Practice

Advocating For The Institutionilizing Of Victim Support Services

 Background:  

Since 2012, the ESJRT has been implementing a project to research current status of victim support services in Enugu, and identify best practices both within and outside Nigeria in order to make recommendations on how victims of crime can be encouraged to report crimes and participate in the criminal justice process. By February 2013 the committee had made recommendations, so from 2013 it will need to promote the development of cross-sector action plans to strengthen Victim services in Enugu State.  It is clear, however, that in Enugu State (as in most of Nigeria) there are few support services provided by the government, and personnel in criminal justice agencies are poorly trained and equipped to deal with victims sensitively, especially the most vulnerable such as victims of rape and child defilement. Although numerous CSOs do provide a range of services to victims of crime (legal advice, counselling, shelter, rehabilitation etc) their activities are generally not coordinated and there are no systematic links with state criminal justice agencies, but rather ad-hoc links based on the relationships with individual CSOs.

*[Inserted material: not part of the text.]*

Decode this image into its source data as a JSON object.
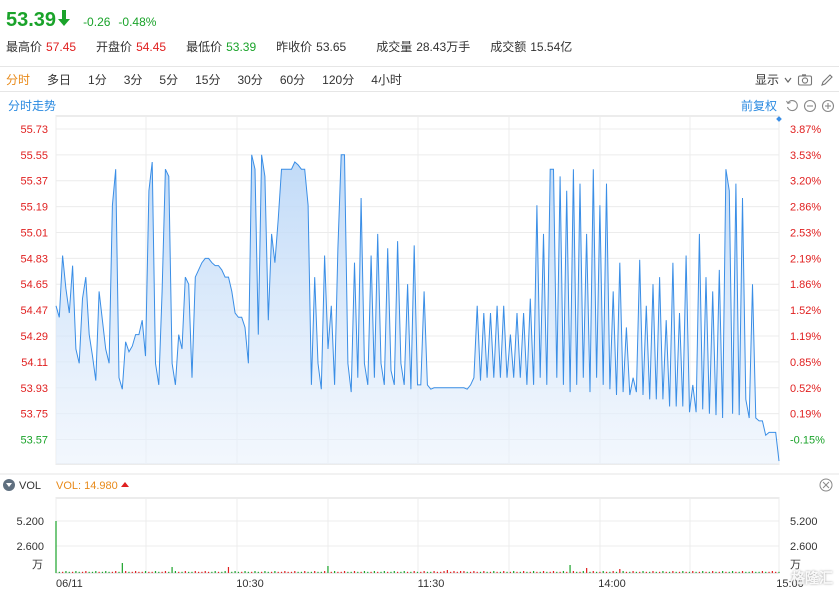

There are some draft Federal Bills currently being considered by the National Assembly which contain provisions targeting victims of crime – such as the Violence Against Persons Prohibition Bill (VAPP) and the Administration of Criminal Justice Bill (ACJ) – earlier versions of which have already been implemented by some states[1]  Some states have also introduced or are currently exploring support for victims – such as Jigawa’s consideration of introducing a Victims’ Trust Fund.

Already some potential areas for reform are emerging, such as the Honourable Attorney General’s  interest in establishing a Victim Support Centre in Enugu State, and the need to promote better coordination between CSOs offering services to victims, for example through joint communication and awareness campaigns to citizens on services provided by various providers. This latter initiative could be linked to the current ESJRT project to develop a public awareness campaign on criminal justice rights and responsibilities, which is intended to include information specifically targeted at victims.

 

Priority reform initiatives:

 i. Promote co-ordination amongst CSOs and other demand-side organisations providing services to victims of crime, to ensure that members of the public have clear and consistent information on what services are offered by which organisations (2013)

ii. Co-operate with Enugu State MOJ to develop  plans for a Victim Support Centre to be established, promoting cross-sectoral involvement (2014)